> What is needed
From the entries that follow, gather each line holding the word "Electrical".

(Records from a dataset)
● ● ● ● ● ● ●
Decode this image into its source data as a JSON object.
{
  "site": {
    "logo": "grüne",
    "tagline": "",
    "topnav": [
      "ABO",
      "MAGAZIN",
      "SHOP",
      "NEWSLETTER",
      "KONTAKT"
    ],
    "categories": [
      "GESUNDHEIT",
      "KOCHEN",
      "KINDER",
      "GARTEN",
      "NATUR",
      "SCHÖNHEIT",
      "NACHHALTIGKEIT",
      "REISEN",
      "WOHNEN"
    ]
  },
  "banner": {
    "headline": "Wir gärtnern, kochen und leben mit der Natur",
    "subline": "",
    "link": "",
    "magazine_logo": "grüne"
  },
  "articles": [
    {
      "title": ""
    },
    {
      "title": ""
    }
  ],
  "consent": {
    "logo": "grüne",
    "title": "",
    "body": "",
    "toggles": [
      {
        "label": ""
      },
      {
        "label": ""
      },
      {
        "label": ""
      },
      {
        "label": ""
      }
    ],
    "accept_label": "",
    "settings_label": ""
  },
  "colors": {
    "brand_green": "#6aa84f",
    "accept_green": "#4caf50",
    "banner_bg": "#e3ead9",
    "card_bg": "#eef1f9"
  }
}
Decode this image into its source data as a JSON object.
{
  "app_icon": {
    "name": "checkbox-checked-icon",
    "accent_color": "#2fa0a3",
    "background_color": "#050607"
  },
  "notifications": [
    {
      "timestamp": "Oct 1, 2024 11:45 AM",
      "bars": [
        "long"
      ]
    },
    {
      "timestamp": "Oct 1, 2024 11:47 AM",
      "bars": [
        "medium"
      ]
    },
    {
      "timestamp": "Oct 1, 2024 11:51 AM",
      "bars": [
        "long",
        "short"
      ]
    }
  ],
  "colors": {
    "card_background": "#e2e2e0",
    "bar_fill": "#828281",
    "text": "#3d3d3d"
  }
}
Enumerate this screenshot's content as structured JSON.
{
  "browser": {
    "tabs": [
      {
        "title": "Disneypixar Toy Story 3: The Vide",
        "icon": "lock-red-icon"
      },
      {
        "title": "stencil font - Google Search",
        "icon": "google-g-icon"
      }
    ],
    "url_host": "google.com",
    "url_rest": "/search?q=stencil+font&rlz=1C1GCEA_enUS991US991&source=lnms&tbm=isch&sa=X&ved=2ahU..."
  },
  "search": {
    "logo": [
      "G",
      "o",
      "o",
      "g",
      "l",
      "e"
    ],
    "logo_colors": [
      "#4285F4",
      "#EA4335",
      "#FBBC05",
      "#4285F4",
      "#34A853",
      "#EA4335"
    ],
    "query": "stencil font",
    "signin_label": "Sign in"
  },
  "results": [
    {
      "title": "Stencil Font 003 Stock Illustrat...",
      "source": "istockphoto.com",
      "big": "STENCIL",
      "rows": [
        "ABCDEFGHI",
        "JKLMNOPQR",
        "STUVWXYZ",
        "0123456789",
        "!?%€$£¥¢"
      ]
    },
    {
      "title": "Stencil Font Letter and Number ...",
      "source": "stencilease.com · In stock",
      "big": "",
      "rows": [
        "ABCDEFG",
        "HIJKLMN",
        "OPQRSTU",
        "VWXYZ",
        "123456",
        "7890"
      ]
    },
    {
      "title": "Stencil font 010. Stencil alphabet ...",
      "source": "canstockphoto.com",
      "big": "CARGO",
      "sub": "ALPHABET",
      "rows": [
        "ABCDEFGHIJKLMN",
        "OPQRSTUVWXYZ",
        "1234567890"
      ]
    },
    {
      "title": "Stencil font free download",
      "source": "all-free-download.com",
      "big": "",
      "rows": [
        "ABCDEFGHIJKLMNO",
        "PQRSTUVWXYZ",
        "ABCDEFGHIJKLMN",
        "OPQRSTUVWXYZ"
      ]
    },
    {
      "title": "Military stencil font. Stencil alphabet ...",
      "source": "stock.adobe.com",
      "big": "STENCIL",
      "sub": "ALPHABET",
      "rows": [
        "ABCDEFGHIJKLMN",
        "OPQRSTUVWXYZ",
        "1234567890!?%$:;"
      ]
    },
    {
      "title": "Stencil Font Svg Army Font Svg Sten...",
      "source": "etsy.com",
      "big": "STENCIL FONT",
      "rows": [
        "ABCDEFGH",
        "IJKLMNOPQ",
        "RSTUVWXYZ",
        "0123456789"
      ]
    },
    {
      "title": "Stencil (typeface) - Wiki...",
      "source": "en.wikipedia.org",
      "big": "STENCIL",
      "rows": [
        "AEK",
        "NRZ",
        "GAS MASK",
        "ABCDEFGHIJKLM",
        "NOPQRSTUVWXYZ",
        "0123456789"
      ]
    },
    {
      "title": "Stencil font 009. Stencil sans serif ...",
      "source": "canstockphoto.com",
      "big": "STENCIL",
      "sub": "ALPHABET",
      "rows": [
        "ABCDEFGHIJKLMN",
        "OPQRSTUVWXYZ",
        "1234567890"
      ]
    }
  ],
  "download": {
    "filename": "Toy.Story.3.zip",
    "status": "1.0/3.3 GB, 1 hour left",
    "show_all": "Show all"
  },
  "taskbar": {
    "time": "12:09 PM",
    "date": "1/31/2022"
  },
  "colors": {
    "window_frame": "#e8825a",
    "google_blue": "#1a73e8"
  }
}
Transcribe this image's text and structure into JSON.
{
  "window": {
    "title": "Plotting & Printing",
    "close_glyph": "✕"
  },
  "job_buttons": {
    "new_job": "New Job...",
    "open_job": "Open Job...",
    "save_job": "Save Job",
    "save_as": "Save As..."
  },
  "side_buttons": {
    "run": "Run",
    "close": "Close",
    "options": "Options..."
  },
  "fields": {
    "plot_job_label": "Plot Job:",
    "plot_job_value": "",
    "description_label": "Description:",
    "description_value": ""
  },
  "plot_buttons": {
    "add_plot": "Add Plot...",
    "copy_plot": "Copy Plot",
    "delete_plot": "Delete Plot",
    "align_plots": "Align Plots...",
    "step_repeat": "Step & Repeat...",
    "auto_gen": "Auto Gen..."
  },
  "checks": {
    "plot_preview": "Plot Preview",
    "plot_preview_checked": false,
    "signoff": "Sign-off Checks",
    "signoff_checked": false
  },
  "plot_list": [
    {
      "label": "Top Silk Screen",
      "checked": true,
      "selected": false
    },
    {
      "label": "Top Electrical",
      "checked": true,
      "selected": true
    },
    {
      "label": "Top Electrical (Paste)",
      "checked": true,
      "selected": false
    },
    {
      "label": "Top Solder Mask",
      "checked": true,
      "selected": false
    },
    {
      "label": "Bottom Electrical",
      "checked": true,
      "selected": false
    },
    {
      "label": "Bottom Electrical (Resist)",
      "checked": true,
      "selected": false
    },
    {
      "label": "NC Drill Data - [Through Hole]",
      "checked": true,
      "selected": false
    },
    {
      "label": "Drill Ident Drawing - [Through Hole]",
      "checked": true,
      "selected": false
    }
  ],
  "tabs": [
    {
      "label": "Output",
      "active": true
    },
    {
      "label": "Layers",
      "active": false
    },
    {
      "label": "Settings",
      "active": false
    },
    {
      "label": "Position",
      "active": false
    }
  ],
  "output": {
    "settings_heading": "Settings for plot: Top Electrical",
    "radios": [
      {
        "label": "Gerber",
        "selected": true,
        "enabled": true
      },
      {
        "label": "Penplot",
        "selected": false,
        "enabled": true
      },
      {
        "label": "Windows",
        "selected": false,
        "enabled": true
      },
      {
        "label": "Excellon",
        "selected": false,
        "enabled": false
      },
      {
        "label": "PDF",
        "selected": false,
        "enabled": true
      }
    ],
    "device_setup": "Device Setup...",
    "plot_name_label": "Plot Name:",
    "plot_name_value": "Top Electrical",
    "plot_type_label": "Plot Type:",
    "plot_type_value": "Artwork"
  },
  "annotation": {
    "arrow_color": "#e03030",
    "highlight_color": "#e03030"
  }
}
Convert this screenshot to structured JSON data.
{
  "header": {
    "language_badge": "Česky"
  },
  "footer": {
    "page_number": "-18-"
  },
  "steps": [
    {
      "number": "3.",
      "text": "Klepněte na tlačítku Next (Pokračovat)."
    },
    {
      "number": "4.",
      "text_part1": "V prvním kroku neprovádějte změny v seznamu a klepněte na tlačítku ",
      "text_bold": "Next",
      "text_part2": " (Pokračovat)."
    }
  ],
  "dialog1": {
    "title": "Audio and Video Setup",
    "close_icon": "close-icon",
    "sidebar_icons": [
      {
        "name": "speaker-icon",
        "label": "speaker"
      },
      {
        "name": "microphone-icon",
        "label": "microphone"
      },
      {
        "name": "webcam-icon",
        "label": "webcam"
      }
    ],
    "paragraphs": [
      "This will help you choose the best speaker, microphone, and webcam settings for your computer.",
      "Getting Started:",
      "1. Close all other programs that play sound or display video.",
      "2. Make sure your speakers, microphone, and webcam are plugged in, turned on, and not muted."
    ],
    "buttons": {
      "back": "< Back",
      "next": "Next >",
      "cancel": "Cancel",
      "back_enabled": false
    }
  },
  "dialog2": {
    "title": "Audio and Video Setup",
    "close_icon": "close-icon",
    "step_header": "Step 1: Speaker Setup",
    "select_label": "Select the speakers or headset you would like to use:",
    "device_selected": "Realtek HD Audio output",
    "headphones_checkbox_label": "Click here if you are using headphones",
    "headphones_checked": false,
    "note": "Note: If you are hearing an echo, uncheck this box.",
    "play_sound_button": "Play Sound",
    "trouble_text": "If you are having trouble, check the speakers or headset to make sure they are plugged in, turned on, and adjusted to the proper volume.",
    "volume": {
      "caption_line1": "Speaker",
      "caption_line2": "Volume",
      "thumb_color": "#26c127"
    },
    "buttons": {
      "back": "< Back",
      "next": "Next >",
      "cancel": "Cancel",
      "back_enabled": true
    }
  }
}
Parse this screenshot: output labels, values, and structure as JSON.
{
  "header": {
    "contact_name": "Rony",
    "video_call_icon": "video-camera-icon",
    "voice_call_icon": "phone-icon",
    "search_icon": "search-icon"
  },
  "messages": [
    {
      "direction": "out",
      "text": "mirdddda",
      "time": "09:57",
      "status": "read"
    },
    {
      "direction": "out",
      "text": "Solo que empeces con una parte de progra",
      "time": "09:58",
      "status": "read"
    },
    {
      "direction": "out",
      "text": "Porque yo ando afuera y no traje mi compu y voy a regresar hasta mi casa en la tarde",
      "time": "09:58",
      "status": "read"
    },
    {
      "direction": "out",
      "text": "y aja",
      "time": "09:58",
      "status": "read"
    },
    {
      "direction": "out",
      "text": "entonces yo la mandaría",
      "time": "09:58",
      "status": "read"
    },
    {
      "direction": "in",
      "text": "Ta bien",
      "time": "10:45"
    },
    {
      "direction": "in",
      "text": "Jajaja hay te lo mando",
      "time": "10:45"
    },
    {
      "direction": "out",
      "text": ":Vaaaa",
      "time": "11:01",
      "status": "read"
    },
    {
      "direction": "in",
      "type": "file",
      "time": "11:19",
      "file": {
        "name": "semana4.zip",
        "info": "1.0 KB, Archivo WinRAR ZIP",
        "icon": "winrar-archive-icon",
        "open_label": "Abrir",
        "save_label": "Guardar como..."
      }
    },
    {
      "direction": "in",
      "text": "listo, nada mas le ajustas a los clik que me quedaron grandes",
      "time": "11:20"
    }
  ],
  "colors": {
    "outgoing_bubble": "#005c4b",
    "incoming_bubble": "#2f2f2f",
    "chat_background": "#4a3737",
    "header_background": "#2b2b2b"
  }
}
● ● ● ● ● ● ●
> Solution for this exercise
      "label": "Top Electrical",
      "label": "Top Electrical (Paste)",
      "label": "Bottom Electrical",
      "label": "Bottom Electrical (Resist)",
    "settings_heading": "Settings for plot: Top Electrical",
    "plot_name_value": "Top Electrical",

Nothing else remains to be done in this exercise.